The section of trail running between Jermyn and Edmonton Avenues was officially renamed Rotary Peace Park by Penticton council last week, and Thursday the work began to clean it up and plant some new trees. In total, 16 new trees and 150 shrubs are slated to be planted in the pocket park adjacent to Penticton Secondary and KVR Middle schools.
The name was chosen by the city’s partner in the project, the Penticton Okanagan Rotary Club, as a way to recognize the international exchange students, which they host and promote on an annual basis.
“Those kids really are ambassadors of peace throughout the world,” said Coun.

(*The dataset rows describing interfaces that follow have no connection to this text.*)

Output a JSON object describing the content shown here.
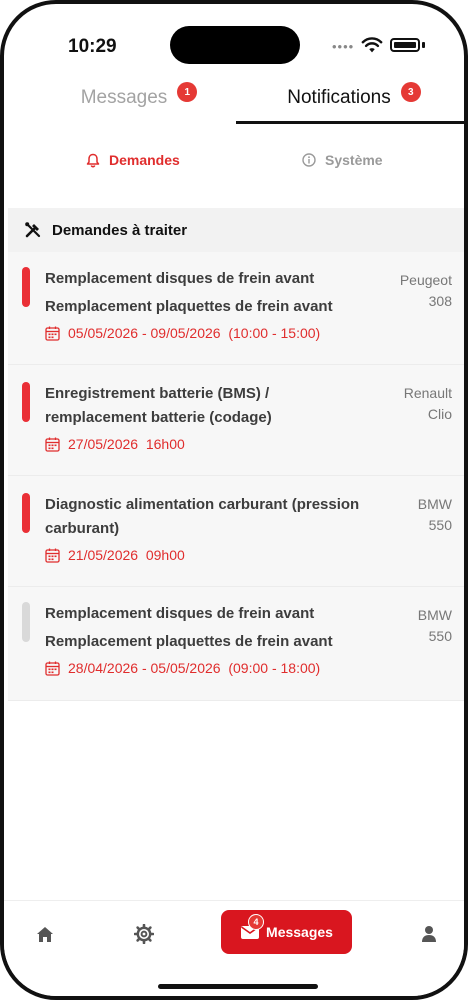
{
  "status_bar": {
    "time": "10:29"
  },
  "top_tabs": {
    "messages": {
      "label": "Messages",
      "badge": "1"
    },
    "notifications": {
      "label": "Notifications",
      "badge": "3"
    }
  },
  "sub_tabs": {
    "demandes": "Demandes",
    "systeme": "Système"
  },
  "section": {
    "title": "Demandes à traiter"
  },
  "requests": [
    {
      "lines": [
        "Remplacement disques de frein avant",
        "Remplacement plaquettes de frein avant"
      ],
      "date": "05/05/2026 - 09/05/2026  (10:00 - 15:00)",
      "make": "Peugeot",
      "model": "308",
      "status": "urgent"
    },
    {
      "lines": [
        "Enregistrement batterie (BMS) /",
        "remplacement batterie (codage)"
      ],
      "date": "27/05/2026  16h00",
      "make": "Renault",
      "model": "Clio",
      "status": "urgent"
    },
    {
      "lines": [
        "Diagnostic alimentation carburant (pression",
        "carburant)"
      ],
      "date": "21/05/2026  09h00",
      "make": "BMW",
      "model": "550",
      "status": "urgent"
    },
    {
      "lines": [
        "Remplacement disques de frein avant",
        "Remplacement plaquettes de frein avant"
      ],
      "date": "28/04/2026 - 05/05/2026  (09:00 - 18:00)",
      "make": "BMW",
      "model": "550",
      "status": "past"
    }
  ],
  "bottom_nav": {
    "messages_label": "Messages",
    "messages_badge": "4",
    "icons": [
      "home-icon",
      "settings-icon",
      "mail-icon",
      "profile-icon"
    ]
  },
  "colors": {
    "accent": "#e02d2d",
    "nav_active": "#d9161f",
    "status_bar_inactive": "#d9d9d9"
  }
}
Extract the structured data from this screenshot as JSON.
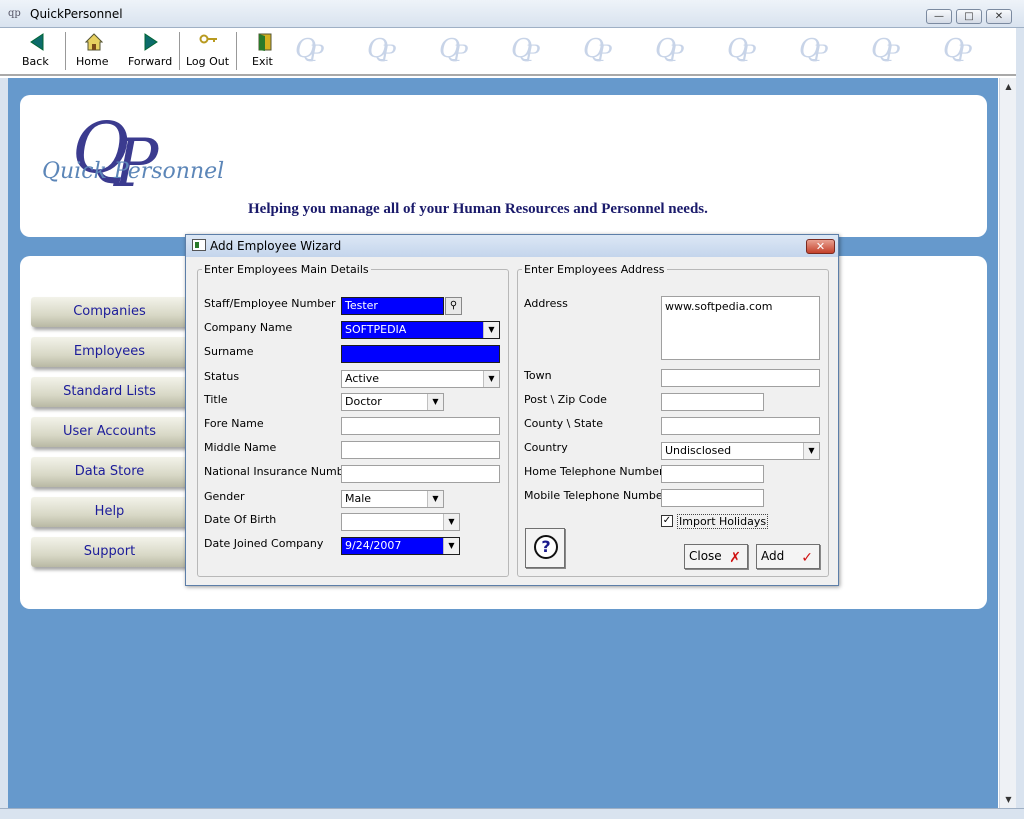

Judy Sentes. “I think this is a truly lovely way to recognize that program and encourage it. It just shows the value of partnerships and underscores this tremendous program.”
According to Penticton Okanagan Rotary president Joanne Grimaldi, the real work began after a series of speeches at the pocket park, with local high school students helping to clean up the area and spread a layer of bark mulch.
They will also be planting 13 trees, to represent the last six years of Rotary exchange students.
“And each year we will be planting two more trees, all on the western side of the park,” said Grimaldi, noting that they have also partnered with the South Okanagan Brain Injury Society, who will be coming in on a quarterly basis to help with the maintenance.
“The KVR Trail is among the community’s most prized recreational assets, and creating a pocket park will make cycling, running and walking along the path even more enjoyable,” said acting mayor Garry Litke.
The city’s other partners in the project are the TD Friends of the Environment Foundation and Tree Canada who awarded the city a TD Green Streets grant for their dedication to improving the environment and expanding their community green spaces through forestry innovation.
“We congratulate the City of Penticton for developing an initiative that will create an important green space in their community,” said Michael Rosen, president of Tree Canada. “We’re pleased that we have been able to support the efforts of Penticton and we look forward to seeing their plan come to life.”
Penticton will receive $12,000 to support the planting of trees in a public space adjacent to the Kettle Valley Railway Trail and improve the area, part of nearly $300,000 in grants handed out to 25 communities to support innovative practices in municipal forestry.
“The goal of TD Green Streets is to encourage the adoption of leading-edge practices in urban forestry, and we want to commend the City of Penticton for developing a plan that will provide such a great enhancement to the local environment,” said Mary Desjardins, executive director of the foundation.